PROBLEM STATEMENT
Only the pictures are to be omitted; every entry beneath should otherwise be duplicated exactly.

SOURCE RECORDS

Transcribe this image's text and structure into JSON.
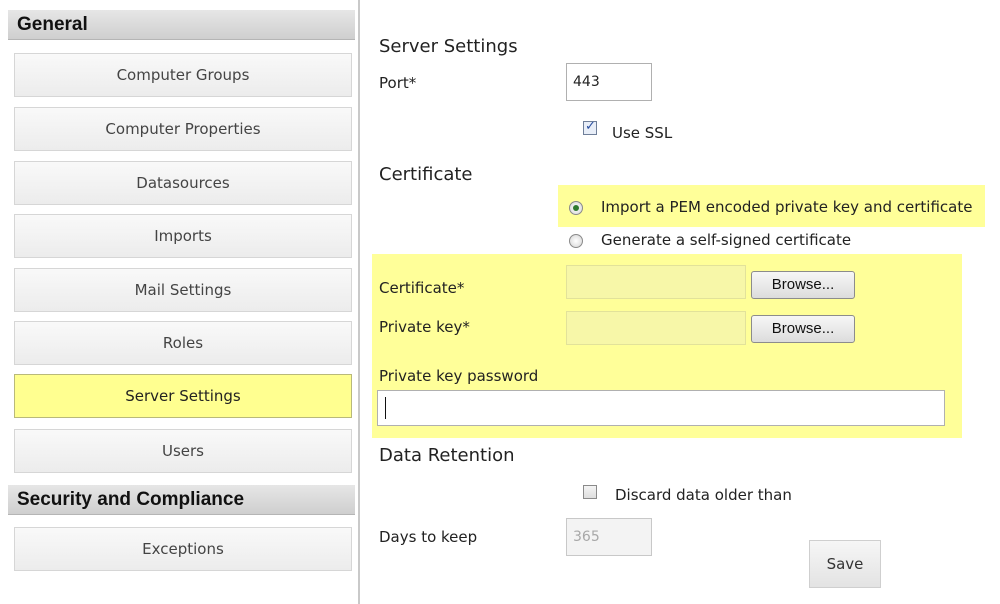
{
  "sidebar": {
    "sections": [
      {
        "title": "General",
        "items": [
          {
            "label": "Computer Groups"
          },
          {
            "label": "Computer Properties"
          },
          {
            "label": "Datasources"
          },
          {
            "label": "Imports"
          },
          {
            "label": "Mail Settings"
          },
          {
            "label": "Roles"
          },
          {
            "label": "Server Settings",
            "active": true
          },
          {
            "label": "Users"
          }
        ]
      },
      {
        "title": "Security and Compliance",
        "items": [
          {
            "label": "Exceptions"
          }
        ]
      }
    ]
  },
  "main": {
    "server_settings": {
      "heading": "Server Settings",
      "port_label": "Port*",
      "port_value": "443",
      "use_ssl_label": "Use SSL",
      "use_ssl_checked": true
    },
    "certificate": {
      "heading": "Certificate",
      "option_import": "Import a PEM encoded private key and certificate",
      "option_generate": "Generate a self-signed certificate",
      "selected_option": "import",
      "certificate_label": "Certificate*",
      "private_key_label": "Private key*",
      "browse_label": "Browse...",
      "private_key_password_label": "Private key password",
      "private_key_password_value": ""
    },
    "data_retention": {
      "heading": "Data Retention",
      "discard_label": "Discard data older than",
      "discard_checked": false,
      "days_label": "Days to keep",
      "days_value": "365"
    },
    "save_label": "Save",
    "highlight_color": "#ffff99"
  }
}
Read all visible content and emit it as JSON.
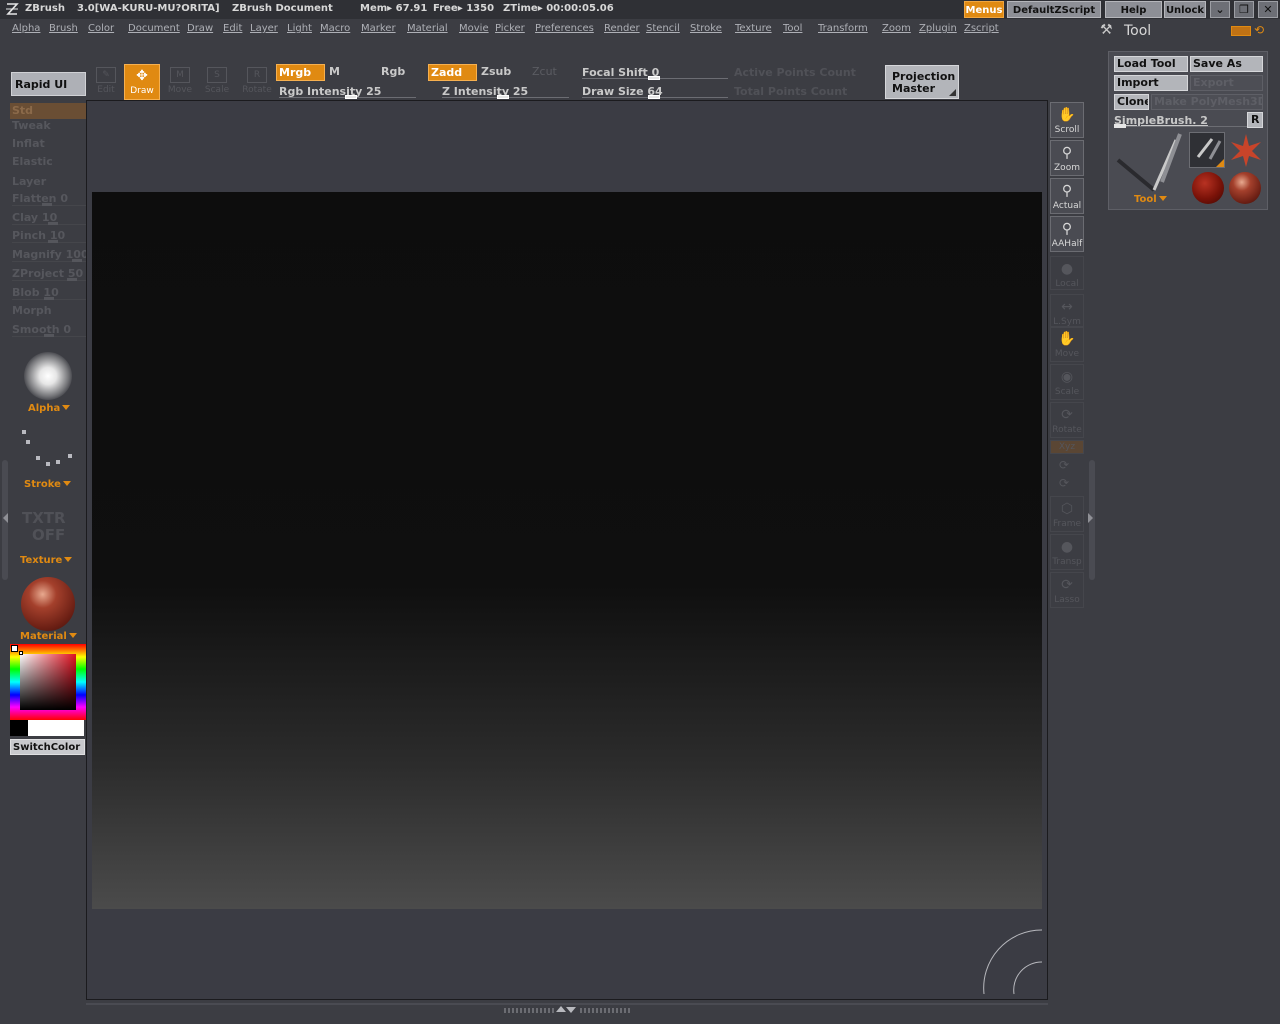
{
  "titlebar": {
    "app": "ZBrush",
    "version": "3.0[WA-KURU-MU?ORITA]",
    "document": "ZBrush Document",
    "mem": "Mem▸ 67.91",
    "free": "Free▸ 1350",
    "ztime": "ZTime▸ 00:00:05.06",
    "menus": "Menus",
    "default_zscript": "DefaultZScript",
    "help": "Help",
    "unlock": "Unlock"
  },
  "menu": [
    "Alpha",
    "Brush",
    "Color",
    "Document",
    "Draw",
    "Edit",
    "Layer",
    "Light",
    "Macro",
    "Marker",
    "Material",
    "Movie",
    "Picker",
    "Preferences",
    "Render",
    "Stencil",
    "Stroke",
    "Texture",
    "Tool",
    "Transform",
    "Zoom",
    "Zplugin",
    "Zscript"
  ],
  "shelf": {
    "rapid_ui": "Rapid UI",
    "edit": "Edit",
    "draw": "Draw",
    "move": "Move",
    "scale": "Scale",
    "rotate": "Rotate",
    "mrgb": "Mrgb",
    "m": "M",
    "rgb": "Rgb",
    "rgb_intensity": "Rgb  Intensity  25",
    "rgb_intensity_value": 25,
    "zadd": "Zadd",
    "zsub": "Zsub",
    "zcut": "Zcut",
    "z_intensity": "Z  Intensity  25",
    "z_intensity_value": 25,
    "focal_shift": "Focal  Shift  0",
    "focal_shift_value": 0,
    "draw_size": "Draw  Size  64",
    "draw_size_value": 64,
    "active_points": "Active  Points  Count",
    "total_points": "Total  Points  Count",
    "projection_master": [
      "Projection",
      "Master"
    ]
  },
  "left_tray": {
    "brushes": [
      "Std",
      "Tweak",
      "Inflat",
      "Elastic",
      "Layer",
      "Flatten 0",
      "Clay 10",
      "Pinch 10",
      "Magnify 100",
      "ZProject 50",
      "Blob 10",
      "Morph",
      "Smooth 0"
    ],
    "alpha": "Alpha",
    "stroke": "Stroke",
    "texture_placeholder": [
      "TXTR",
      "OFF"
    ],
    "texture": "Texture",
    "material": "Material",
    "switch_color": "SwitchColor"
  },
  "right_shelf": [
    "Scroll",
    "Zoom",
    "Actual",
    "AAHalf",
    "Local",
    "L.Sym",
    "Move",
    "Scale",
    "Rotate",
    "Xyz",
    "",
    "",
    "Frame",
    "Transp",
    "Lasso"
  ],
  "tool_panel": {
    "title": "Tool",
    "load_tool": "Load Tool",
    "save_as": "Save As",
    "import": "Import",
    "export": "Export",
    "clone": "Clone",
    "make_polymesh": "Make PolyMesh3D",
    "current_tool": "SimpleBrush. 2",
    "r_button": "R",
    "tool_caret": "Tool"
  },
  "colors": {
    "accent": "#e08a12",
    "background": "#3c3d43",
    "canvas_top": "#0d0d0d",
    "canvas_bottom": "#4b4b4b"
  }
}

SOLUTION FOR THIS PROBLEM
Transcribe this image's text and structure into JSON.
{
  "sidebar": {
    "sections": [
      {
        "title": "General",
        "items": [
          {
            "label": "Computer Groups"
          },
          {
            "label": "Computer Properties"
          },
          {
            "label": "Datasources"
          },
          {
            "label": "Imports"
          },
          {
            "label": "Mail Settings"
          },
          {
            "label": "Roles"
          },
          {
            "label": "Server Settings",
            "active": true
          },
          {
            "label": "Users"
          }
        ]
      },
      {
        "title": "Security and Compliance",
        "items": [
          {
            "label": "Exceptions"
          }
        ]
      }
    ]
  },
  "main": {
    "server_settings": {
      "heading": "Server Settings",
      "port_label": "Port*",
      "port_value": "443",
      "use_ssl_label": "Use SSL",
      "use_ssl_checked": true
    },
    "certificate": {
      "heading": "Certificate",
      "option_import": "Import a PEM encoded private key and certificate",
      "option_generate": "Generate a self-signed certificate",
      "selected_option": "import",
      "certificate_label": "Certificate*",
      "private_key_label": "Private key*",
      "browse_label": "Browse...",
      "private_key_password_label": "Private key password",
      "private_key_password_value": ""
    },
    "data_retention": {
      "heading": "Data Retention",
      "discard_label": "Discard data older than",
      "discard_checked": false,
      "days_label": "Days to keep",
      "days_value": "365"
    },
    "save_label": "Save",
    "highlight_color": "#ffff99"
  }
}
Read all visible content and emit it as JSON.
{
  "titlebar": {
    "app": "ZBrush",
    "version": "3.0[WA-KURU-MU?ORITA]",
    "document": "ZBrush Document",
    "mem": "Mem▸ 67.91",
    "free": "Free▸ 1350",
    "ztime": "ZTime▸ 00:00:05.06",
    "menus": "Menus",
    "default_zscript": "DefaultZScript",
    "help": "Help",
    "unlock": "Unlock"
  },
  "menu": [
    "Alpha",
    "Brush",
    "Color",
    "Document",
    "Draw",
    "Edit",
    "Layer",
    "Light",
    "Macro",
    "Marker",
    "Material",
    "Movie",
    "Picker",
    "Preferences",
    "Render",
    "Stencil",
    "Stroke",
    "Texture",
    "Tool",
    "Transform",
    "Zoom",
    "Zplugin",
    "Zscript"
  ],
  "shelf": {
    "rapid_ui": "Rapid UI",
    "edit": "Edit",
    "draw": "Draw",
    "move": "Move",
    "scale": "Scale",
    "rotate": "Rotate",
    "mrgb": "Mrgb",
    "m": "M",
    "rgb": "Rgb",
    "rgb_intensity": "Rgb  Intensity  25",
    "rgb_intensity_value": 25,
    "zadd": "Zadd",
    "zsub": "Zsub",
    "zcut": "Zcut",
    "z_intensity": "Z  Intensity  25",
    "z_intensity_value": 25,
    "focal_shift": "Focal  Shift  0",
    "focal_shift_value": 0,
    "draw_size": "Draw  Size  64",
    "draw_size_value": 64,
    "active_points": "Active  Points  Count",
    "total_points": "Total  Points  Count",
    "projection_master": [
      "Projection",
      "Master"
    ]
  },
  "left_tray": {
    "brushes": [
      "Std",
      "Tweak",
      "Inflat",
      "Elastic",
      "Layer",
      "Flatten 0",
      "Clay 10",
      "Pinch 10",
      "Magnify 100",
      "ZProject 50",
      "Blob 10",
      "Morph",
      "Smooth 0"
    ],
    "alpha": "Alpha",
    "stroke": "Stroke",
    "texture_placeholder": [
      "TXTR",
      "OFF"
    ],
    "texture": "Texture",
    "material": "Material",
    "switch_color": "SwitchColor"
  },
  "right_shelf": [
    "Scroll",
    "Zoom",
    "Actual",
    "AAHalf",
    "Local",
    "L.Sym",
    "Move",
    "Scale",
    "Rotate",
    "Xyz",
    "",
    "",
    "Frame",
    "Transp",
    "Lasso"
  ],
  "tool_panel": {
    "title": "Tool",
    "load_tool": "Load Tool",
    "save_as": "Save As",
    "import": "Import",
    "export": "Export",
    "clone": "Clone",
    "make_polymesh": "Make PolyMesh3D",
    "current_tool": "SimpleBrush. 2",
    "r_button": "R",
    "tool_caret": "Tool"
  },
  "colors": {
    "accent": "#e08a12",
    "background": "#3c3d43",
    "canvas_top": "#0d0d0d",
    "canvas_bottom": "#4b4b4b"
  }
}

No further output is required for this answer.